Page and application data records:
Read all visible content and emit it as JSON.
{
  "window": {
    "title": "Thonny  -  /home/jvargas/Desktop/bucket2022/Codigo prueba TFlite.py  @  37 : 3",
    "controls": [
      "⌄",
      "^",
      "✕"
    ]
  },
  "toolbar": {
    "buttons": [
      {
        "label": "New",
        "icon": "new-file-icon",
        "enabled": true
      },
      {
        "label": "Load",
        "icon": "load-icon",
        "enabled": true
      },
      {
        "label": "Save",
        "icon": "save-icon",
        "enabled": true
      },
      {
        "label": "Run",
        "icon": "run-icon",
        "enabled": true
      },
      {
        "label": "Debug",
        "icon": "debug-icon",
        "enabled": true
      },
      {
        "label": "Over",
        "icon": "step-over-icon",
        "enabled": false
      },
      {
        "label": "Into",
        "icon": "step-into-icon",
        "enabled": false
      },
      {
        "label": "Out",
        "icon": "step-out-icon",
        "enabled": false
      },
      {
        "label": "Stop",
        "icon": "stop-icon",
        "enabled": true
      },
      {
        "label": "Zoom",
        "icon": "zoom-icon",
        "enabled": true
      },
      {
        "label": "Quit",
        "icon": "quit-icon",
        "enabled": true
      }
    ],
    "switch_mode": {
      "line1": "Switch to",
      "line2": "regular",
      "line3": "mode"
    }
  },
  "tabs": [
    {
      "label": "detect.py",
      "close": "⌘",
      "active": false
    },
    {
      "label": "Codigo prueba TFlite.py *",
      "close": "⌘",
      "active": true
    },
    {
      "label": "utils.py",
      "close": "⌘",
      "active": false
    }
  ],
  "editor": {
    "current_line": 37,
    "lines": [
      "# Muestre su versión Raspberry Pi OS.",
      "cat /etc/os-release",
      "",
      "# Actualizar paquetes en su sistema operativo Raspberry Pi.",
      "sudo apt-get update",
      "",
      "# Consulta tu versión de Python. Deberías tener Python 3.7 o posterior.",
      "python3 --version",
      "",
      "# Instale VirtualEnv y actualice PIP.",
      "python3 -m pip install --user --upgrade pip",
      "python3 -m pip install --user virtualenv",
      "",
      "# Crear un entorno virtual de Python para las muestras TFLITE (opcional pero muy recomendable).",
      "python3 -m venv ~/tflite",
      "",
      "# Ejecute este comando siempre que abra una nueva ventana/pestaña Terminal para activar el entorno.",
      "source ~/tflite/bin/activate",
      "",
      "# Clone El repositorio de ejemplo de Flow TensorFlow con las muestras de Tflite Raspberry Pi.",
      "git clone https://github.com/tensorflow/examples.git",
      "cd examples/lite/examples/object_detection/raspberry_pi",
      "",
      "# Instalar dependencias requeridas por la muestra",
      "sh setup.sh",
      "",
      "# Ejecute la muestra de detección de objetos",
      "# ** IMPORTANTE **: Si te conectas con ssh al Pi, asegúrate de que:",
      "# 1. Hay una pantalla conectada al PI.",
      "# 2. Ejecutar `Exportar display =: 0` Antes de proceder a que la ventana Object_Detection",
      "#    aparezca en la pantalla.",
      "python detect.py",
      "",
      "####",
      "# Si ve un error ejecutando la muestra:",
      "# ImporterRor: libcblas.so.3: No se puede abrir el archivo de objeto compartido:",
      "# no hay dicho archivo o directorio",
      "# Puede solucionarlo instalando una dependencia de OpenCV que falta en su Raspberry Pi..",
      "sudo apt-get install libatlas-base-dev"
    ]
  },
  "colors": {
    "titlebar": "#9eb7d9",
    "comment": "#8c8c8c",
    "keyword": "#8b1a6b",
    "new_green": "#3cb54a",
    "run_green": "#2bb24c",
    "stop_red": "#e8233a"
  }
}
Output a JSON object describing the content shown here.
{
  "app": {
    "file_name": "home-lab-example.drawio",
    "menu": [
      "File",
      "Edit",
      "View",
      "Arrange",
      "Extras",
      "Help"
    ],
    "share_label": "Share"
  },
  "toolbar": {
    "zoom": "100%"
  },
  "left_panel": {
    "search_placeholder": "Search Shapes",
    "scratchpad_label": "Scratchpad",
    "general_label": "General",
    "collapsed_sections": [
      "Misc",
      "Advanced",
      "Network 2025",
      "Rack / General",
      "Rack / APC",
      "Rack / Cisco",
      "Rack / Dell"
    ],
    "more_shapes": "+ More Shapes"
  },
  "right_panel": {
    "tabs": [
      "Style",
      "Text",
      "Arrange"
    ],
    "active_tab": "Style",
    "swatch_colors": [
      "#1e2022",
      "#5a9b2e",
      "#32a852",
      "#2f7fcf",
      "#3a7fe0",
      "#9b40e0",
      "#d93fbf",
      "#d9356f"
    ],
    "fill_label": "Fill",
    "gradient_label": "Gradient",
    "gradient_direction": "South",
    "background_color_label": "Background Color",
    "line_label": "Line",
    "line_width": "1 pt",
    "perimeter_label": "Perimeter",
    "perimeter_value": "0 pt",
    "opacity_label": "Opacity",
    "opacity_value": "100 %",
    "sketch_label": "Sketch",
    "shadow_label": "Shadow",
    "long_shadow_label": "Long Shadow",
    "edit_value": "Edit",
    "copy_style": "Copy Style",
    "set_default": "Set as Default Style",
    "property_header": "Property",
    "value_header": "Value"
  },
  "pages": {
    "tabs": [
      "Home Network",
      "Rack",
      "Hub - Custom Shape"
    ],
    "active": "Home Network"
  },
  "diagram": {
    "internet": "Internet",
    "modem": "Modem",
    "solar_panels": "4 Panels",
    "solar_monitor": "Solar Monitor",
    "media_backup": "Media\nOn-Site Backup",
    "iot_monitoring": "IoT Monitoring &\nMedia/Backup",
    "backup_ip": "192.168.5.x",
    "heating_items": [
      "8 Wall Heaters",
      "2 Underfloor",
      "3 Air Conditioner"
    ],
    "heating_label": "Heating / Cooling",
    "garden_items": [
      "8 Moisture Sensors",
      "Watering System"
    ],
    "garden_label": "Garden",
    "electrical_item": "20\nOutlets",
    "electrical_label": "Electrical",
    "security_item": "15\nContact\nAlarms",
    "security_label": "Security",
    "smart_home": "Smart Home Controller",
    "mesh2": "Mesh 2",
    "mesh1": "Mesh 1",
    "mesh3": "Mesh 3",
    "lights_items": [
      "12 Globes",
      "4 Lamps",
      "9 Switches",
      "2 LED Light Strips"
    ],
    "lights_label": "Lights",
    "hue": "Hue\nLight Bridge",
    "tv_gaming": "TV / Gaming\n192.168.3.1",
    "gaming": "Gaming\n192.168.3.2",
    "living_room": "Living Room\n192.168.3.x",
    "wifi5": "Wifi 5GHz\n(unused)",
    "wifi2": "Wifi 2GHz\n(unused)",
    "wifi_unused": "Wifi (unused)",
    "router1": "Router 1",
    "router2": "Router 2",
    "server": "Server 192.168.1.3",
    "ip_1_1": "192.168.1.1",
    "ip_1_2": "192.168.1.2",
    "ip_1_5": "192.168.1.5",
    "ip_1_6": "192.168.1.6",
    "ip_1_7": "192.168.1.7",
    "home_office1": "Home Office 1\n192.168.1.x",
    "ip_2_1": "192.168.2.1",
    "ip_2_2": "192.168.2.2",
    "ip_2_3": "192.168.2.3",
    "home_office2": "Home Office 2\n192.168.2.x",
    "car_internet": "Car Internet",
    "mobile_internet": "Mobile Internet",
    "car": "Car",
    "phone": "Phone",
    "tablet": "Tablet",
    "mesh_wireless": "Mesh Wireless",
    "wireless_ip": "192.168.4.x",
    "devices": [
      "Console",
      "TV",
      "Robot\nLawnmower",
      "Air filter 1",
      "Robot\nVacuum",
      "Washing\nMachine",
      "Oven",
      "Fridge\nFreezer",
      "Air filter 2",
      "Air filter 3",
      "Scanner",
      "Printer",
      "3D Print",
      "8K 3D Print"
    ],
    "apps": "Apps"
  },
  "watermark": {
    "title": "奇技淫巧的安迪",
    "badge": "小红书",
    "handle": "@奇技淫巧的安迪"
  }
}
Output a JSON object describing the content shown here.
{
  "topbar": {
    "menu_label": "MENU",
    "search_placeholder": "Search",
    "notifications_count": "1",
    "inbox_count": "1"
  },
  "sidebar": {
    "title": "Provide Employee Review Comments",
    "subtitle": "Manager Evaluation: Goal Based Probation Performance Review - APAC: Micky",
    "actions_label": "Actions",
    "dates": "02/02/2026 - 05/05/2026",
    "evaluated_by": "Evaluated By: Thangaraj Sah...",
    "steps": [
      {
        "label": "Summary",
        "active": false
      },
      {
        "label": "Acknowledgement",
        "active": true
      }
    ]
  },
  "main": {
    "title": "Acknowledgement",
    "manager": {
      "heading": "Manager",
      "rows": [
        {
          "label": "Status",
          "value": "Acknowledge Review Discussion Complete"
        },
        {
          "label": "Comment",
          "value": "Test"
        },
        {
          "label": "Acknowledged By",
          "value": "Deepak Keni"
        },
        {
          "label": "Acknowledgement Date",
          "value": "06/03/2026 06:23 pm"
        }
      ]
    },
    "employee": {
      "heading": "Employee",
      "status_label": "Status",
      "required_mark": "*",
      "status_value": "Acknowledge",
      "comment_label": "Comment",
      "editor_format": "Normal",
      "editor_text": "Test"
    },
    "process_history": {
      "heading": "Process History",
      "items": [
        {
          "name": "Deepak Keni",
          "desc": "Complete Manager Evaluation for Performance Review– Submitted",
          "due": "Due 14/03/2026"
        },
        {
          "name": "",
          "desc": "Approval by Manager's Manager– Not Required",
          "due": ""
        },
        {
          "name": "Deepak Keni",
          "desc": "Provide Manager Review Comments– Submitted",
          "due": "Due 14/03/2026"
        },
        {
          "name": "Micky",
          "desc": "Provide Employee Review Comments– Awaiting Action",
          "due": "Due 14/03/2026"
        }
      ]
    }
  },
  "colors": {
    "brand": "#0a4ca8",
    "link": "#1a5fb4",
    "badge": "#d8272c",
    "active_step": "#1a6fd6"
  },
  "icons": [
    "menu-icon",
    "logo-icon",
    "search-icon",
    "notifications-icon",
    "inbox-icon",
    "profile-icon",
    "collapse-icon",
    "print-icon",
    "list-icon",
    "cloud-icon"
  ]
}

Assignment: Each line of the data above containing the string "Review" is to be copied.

Solution to this exercise:
    "title": "Provide Employee Review Comments",
    "subtitle": "Manager Evaluation: Goal Based Probation Performance Review - APAC: Micky",
          "value": "Acknowledge Review Discussion Complete"
          "desc": "Complete Manager Evaluation for Performance Review– Submitted",
          "desc": "Provide Manager Review Comments– Submitted",
          "desc": "Provide Employee Review Comments– Awaiting Action",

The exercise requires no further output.